**Work item**:
All of the records below must be reproduced exactly, minus any pictures.

*** Data Section Begins ***

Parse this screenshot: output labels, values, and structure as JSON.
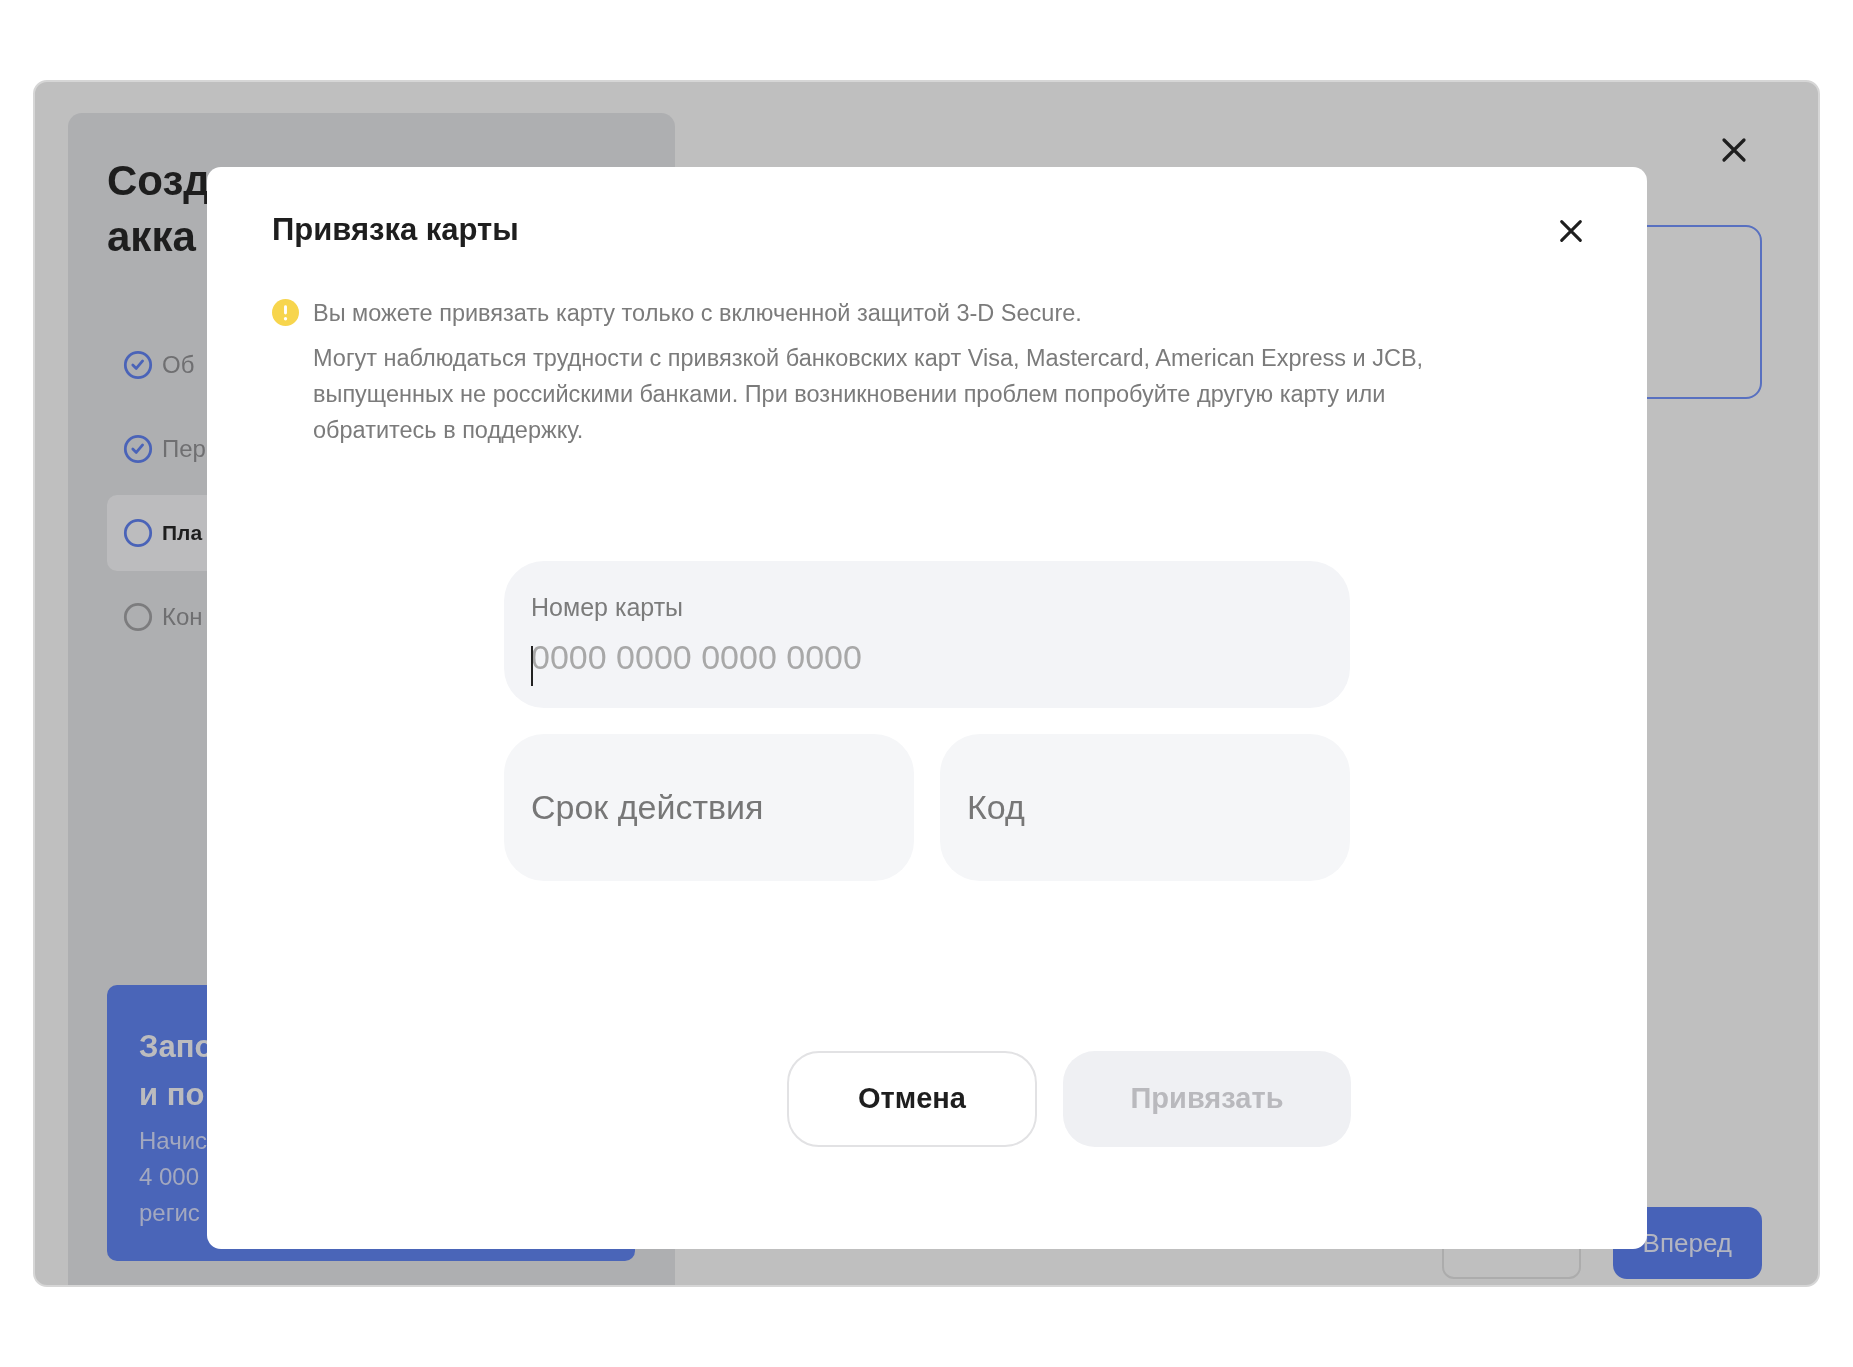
{
  "background": {
    "title_lines": [
      "Созд",
      "акка"
    ],
    "steps": [
      {
        "label": "Об",
        "completed": true,
        "selected": false
      },
      {
        "label": "Пер",
        "completed": true,
        "selected": false
      },
      {
        "label": "Пла",
        "completed": false,
        "selected": true
      },
      {
        "label": "Кон",
        "completed": false,
        "selected": false
      }
    ],
    "promo": {
      "title_lines": [
        "Запо",
        "и по"
      ],
      "text_lines": [
        "Начис",
        "4 000",
        "регис"
      ]
    },
    "forward_button": "Вперед"
  },
  "dialog": {
    "title": "Привязка карты",
    "warning": "Вы можете привязать карту только с включенной защитой 3-D Secure.",
    "note": "Могут наблюдаться трудности с привязкой банковских карт Visa, Mastercard, American Express и JCB, выпущенных не российскими банками. При возникновении проблем попробуйте другую карту или обратитесь в поддержку.",
    "fields": [
      {
        "label": "Номер карты",
        "placeholder": "0000 0000 0000 0000",
        "focused": true
      },
      {
        "placeholder": "Срок действия",
        "focused": false
      },
      {
        "placeholder": "Код",
        "focused": false
      }
    ],
    "buttons": [
      {
        "label": "Отмена",
        "disabled": false
      },
      {
        "label": "Привязать",
        "disabled": true
      }
    ]
  }
}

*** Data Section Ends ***

**Answer to the problem**:
Parse this screenshot: output labels, values, and structure as JSON.
{
  "background": {
    "title_lines": [
      "Созд",
      "акка"
    ],
    "steps": [
      {
        "label": "Об",
        "completed": true,
        "selected": false
      },
      {
        "label": "Пер",
        "completed": true,
        "selected": false
      },
      {
        "label": "Пла",
        "completed": false,
        "selected": true
      },
      {
        "label": "Кон",
        "completed": false,
        "selected": false
      }
    ],
    "promo": {
      "title_lines": [
        "Запо",
        "и по"
      ],
      "text_lines": [
        "Начис",
        "4 000",
        "регис"
      ]
    },
    "forward_button": "Вперед"
  },
  "dialog": {
    "title": "Привязка карты",
    "warning": "Вы можете привязать карту только с включенной защитой 3-D Secure.",
    "note": "Могут наблюдаться трудности с привязкой банковских карт Visa, Mastercard, American Express и JCB, выпущенных не российскими банками. При возникновении проблем попробуйте другую карту или обратитесь в поддержку.",
    "fields": [
      {
        "label": "Номер карты",
        "placeholder": "0000 0000 0000 0000",
        "focused": true
      },
      {
        "placeholder": "Срок действия",
        "focused": false
      },
      {
        "placeholder": "Код",
        "focused": false
      }
    ],
    "buttons": [
      {
        "label": "Отмена",
        "disabled": false
      },
      {
        "label": "Привязать",
        "disabled": true
      }
    ]
  }
}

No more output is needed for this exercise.